WHAT THE TASK REQUIRES:
Your answer should be the full set of entries, given again without alteration.

★ ★ ★ ★ ★ ★ ★

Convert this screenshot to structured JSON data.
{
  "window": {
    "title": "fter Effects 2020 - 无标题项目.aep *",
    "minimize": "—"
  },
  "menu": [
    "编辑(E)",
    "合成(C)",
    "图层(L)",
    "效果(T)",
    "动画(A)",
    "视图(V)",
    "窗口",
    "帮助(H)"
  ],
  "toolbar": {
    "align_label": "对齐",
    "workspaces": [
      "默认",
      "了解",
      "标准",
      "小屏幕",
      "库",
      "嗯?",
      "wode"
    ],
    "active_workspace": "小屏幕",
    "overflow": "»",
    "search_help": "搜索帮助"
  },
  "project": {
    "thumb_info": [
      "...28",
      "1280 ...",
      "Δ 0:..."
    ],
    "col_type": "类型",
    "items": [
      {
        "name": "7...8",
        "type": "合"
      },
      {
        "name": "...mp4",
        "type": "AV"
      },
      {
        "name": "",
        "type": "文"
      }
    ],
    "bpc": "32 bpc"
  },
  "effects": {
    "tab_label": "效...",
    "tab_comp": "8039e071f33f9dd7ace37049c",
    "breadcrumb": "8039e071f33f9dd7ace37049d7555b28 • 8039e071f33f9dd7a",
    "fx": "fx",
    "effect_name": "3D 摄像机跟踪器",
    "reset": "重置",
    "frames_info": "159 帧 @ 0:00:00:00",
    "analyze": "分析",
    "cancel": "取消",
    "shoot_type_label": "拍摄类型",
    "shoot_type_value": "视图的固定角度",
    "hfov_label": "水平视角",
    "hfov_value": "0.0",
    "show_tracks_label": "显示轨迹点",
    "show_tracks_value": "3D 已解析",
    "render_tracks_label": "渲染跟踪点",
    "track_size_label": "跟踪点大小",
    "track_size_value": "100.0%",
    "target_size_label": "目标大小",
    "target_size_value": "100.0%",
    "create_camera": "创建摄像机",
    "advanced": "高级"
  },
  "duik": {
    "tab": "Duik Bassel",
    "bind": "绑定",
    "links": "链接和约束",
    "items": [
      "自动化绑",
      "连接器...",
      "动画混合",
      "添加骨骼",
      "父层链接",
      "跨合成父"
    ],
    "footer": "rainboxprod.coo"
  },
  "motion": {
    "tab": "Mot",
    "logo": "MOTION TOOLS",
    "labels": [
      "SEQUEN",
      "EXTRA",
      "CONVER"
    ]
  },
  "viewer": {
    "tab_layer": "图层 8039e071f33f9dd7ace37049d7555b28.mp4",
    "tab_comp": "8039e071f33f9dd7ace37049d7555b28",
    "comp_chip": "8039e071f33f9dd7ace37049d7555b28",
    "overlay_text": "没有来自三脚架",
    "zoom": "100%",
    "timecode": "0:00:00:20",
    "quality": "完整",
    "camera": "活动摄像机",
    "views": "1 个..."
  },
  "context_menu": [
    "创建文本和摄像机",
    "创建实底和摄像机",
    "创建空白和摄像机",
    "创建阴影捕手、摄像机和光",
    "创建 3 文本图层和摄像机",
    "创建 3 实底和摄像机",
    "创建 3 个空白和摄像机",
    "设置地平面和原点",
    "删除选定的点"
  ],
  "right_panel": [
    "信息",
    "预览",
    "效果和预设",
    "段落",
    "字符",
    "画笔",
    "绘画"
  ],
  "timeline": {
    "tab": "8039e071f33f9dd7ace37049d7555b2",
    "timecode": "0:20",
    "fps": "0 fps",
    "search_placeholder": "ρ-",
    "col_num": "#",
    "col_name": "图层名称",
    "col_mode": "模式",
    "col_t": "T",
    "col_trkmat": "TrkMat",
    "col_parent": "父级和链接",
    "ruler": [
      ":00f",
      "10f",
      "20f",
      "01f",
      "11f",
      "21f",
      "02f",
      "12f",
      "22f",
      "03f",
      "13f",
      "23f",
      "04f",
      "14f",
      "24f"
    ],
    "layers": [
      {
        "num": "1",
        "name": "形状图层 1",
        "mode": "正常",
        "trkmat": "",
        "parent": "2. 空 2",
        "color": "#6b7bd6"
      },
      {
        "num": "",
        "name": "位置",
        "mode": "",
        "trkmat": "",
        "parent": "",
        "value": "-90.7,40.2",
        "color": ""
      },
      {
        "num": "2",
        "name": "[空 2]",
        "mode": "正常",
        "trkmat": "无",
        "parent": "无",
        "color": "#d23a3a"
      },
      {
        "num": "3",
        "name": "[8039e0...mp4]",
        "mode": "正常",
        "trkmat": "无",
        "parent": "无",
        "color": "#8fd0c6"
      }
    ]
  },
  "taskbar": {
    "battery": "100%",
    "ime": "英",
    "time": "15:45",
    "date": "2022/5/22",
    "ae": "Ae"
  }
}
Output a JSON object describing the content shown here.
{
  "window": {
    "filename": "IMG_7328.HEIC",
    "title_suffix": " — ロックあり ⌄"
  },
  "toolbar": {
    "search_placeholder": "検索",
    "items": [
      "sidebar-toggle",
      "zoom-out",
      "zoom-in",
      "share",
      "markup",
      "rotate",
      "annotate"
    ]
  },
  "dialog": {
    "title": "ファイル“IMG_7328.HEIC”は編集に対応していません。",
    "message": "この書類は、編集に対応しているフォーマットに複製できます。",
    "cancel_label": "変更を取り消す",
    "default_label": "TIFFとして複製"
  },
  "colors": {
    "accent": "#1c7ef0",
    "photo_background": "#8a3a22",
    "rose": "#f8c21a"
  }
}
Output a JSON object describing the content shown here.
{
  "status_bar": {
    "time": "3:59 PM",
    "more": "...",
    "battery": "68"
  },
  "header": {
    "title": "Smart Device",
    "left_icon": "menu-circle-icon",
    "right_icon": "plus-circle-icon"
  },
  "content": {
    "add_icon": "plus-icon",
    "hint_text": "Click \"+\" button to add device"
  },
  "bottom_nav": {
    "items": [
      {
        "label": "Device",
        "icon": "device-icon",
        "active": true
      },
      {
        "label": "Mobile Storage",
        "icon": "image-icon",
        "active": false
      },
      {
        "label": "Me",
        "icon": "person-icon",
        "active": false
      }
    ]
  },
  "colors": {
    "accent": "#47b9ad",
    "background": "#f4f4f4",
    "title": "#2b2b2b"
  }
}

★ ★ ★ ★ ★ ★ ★

RESPONSE TO THE EXERCISE:
Convert this screenshot to structured JSON data.
{
  "window": {
    "title": "fter Effects 2020 - 无标题项目.aep *",
    "minimize": "—"
  },
  "menu": [
    "编辑(E)",
    "合成(C)",
    "图层(L)",
    "效果(T)",
    "动画(A)",
    "视图(V)",
    "窗口",
    "帮助(H)"
  ],
  "toolbar": {
    "align_label": "对齐",
    "workspaces": [
      "默认",
      "了解",
      "标准",
      "小屏幕",
      "库",
      "嗯?",
      "wode"
    ],
    "active_workspace": "小屏幕",
    "overflow": "»",
    "search_help": "搜索帮助"
  },
  "project": {
    "thumb_info": [
      "...28",
      "1280 ...",
      "Δ 0:..."
    ],
    "col_type": "类型",
    "items": [
      {
        "name": "7...8",
        "type": "合"
      },
      {
        "name": "...mp4",
        "type": "AV"
      },
      {
        "name": "",
        "type": "文"
      }
    ],
    "bpc": "32 bpc"
  },
  "effects": {
    "tab_label": "效...",
    "tab_comp": "8039e071f33f9dd7ace37049c",
    "breadcrumb": "8039e071f33f9dd7ace37049d7555b28 • 8039e071f33f9dd7a",
    "fx": "fx",
    "effect_name": "3D 摄像机跟踪器",
    "reset": "重置",
    "frames_info": "159 帧 @ 0:00:00:00",
    "analyze": "分析",
    "cancel": "取消",
    "shoot_type_label": "拍摄类型",
    "shoot_type_value": "视图的固定角度",
    "hfov_label": "水平视角",
    "hfov_value": "0.0",
    "show_tracks_label": "显示轨迹点",
    "show_tracks_value": "3D 已解析",
    "render_tracks_label": "渲染跟踪点",
    "track_size_label": "跟踪点大小",
    "track_size_value": "100.0%",
    "target_size_label": "目标大小",
    "target_size_value": "100.0%",
    "create_camera": "创建摄像机",
    "advanced": "高级"
  },
  "duik": {
    "tab": "Duik Bassel",
    "bind": "绑定",
    "links": "链接和约束",
    "items": [
      "自动化绑",
      "连接器...",
      "动画混合",
      "添加骨骼",
      "父层链接",
      "跨合成父"
    ],
    "footer": "rainboxprod.coo"
  },
  "motion": {
    "tab": "Mot",
    "logo": "MOTION TOOLS",
    "labels": [
      "SEQUEN",
      "EXTRA",
      "CONVER"
    ]
  },
  "viewer": {
    "tab_layer": "图层 8039e071f33f9dd7ace37049d7555b28.mp4",
    "tab_comp": "8039e071f33f9dd7ace37049d7555b28",
    "comp_chip": "8039e071f33f9dd7ace37049d7555b28",
    "overlay_text": "没有来自三脚架",
    "zoom": "100%",
    "timecode": "0:00:00:20",
    "quality": "完整",
    "camera": "活动摄像机",
    "views": "1 个..."
  },
  "context_menu": [
    "创建文本和摄像机",
    "创建实底和摄像机",
    "创建空白和摄像机",
    "创建阴影捕手、摄像机和光",
    "创建 3 文本图层和摄像机",
    "创建 3 实底和摄像机",
    "创建 3 个空白和摄像机",
    "设置地平面和原点",
    "删除选定的点"
  ],
  "right_panel": [
    "信息",
    "预览",
    "效果和预设",
    "段落",
    "字符",
    "画笔",
    "绘画"
  ],
  "timeline": {
    "tab": "8039e071f33f9dd7ace37049d7555b2",
    "timecode": "0:20",
    "fps": "0 fps",
    "search_placeholder": "ρ-",
    "col_num": "#",
    "col_name": "图层名称",
    "col_mode": "模式",
    "col_t": "T",
    "col_trkmat": "TrkMat",
    "col_parent": "父级和链接",
    "ruler": [
      ":00f",
      "10f",
      "20f",
      "01f",
      "11f",
      "21f",
      "02f",
      "12f",
      "22f",
      "03f",
      "13f",
      "23f",
      "04f",
      "14f",
      "24f"
    ],
    "layers": [
      {
        "num": "1",
        "name": "形状图层 1",
        "mode": "正常",
        "trkmat": "",
        "parent": "2. 空 2",
        "color": "#6b7bd6"
      },
      {
        "num": "",
        "name": "位置",
        "mode": "",
        "trkmat": "",
        "parent": "",
        "value": "-90.7,40.2",
        "color": ""
      },
      {
        "num": "2",
        "name": "[空 2]",
        "mode": "正常",
        "trkmat": "无",
        "parent": "无",
        "color": "#d23a3a"
      },
      {
        "num": "3",
        "name": "[8039e0...mp4]",
        "mode": "正常",
        "trkmat": "无",
        "parent": "无",
        "color": "#8fd0c6"
      }
    ]
  },
  "taskbar": {
    "battery": "100%",
    "ime": "英",
    "time": "15:45",
    "date": "2022/5/22",
    "ae": "Ae"
  }
}
Output a JSON object describing the content shown here.
{
  "window": {
    "filename": "IMG_7328.HEIC",
    "title_suffix": " — ロックあり ⌄"
  },
  "toolbar": {
    "search_placeholder": "検索",
    "items": [
      "sidebar-toggle",
      "zoom-out",
      "zoom-in",
      "share",
      "markup",
      "rotate",
      "annotate"
    ]
  },
  "dialog": {
    "title": "ファイル“IMG_7328.HEIC”は編集に対応していません。",
    "message": "この書類は、編集に対応しているフォーマットに複製できます。",
    "cancel_label": "変更を取り消す",
    "default_label": "TIFFとして複製"
  },
  "colors": {
    "accent": "#1c7ef0",
    "photo_background": "#8a3a22",
    "rose": "#f8c21a"
  }
}
Output a JSON object describing the content shown here.
{
  "status_bar": {
    "time": "3:59 PM",
    "more": "...",
    "battery": "68"
  },
  "header": {
    "title": "Smart Device",
    "left_icon": "menu-circle-icon",
    "right_icon": "plus-circle-icon"
  },
  "content": {
    "add_icon": "plus-icon",
    "hint_text": "Click \"+\" button to add device"
  },
  "bottom_nav": {
    "items": [
      {
        "label": "Device",
        "icon": "device-icon",
        "active": true
      },
      {
        "label": "Mobile Storage",
        "icon": "image-icon",
        "active": false
      },
      {
        "label": "Me",
        "icon": "person-icon",
        "active": false
      }
    ]
  },
  "colors": {
    "accent": "#47b9ad",
    "background": "#f4f4f4",
    "title": "#2b2b2b"
  }
}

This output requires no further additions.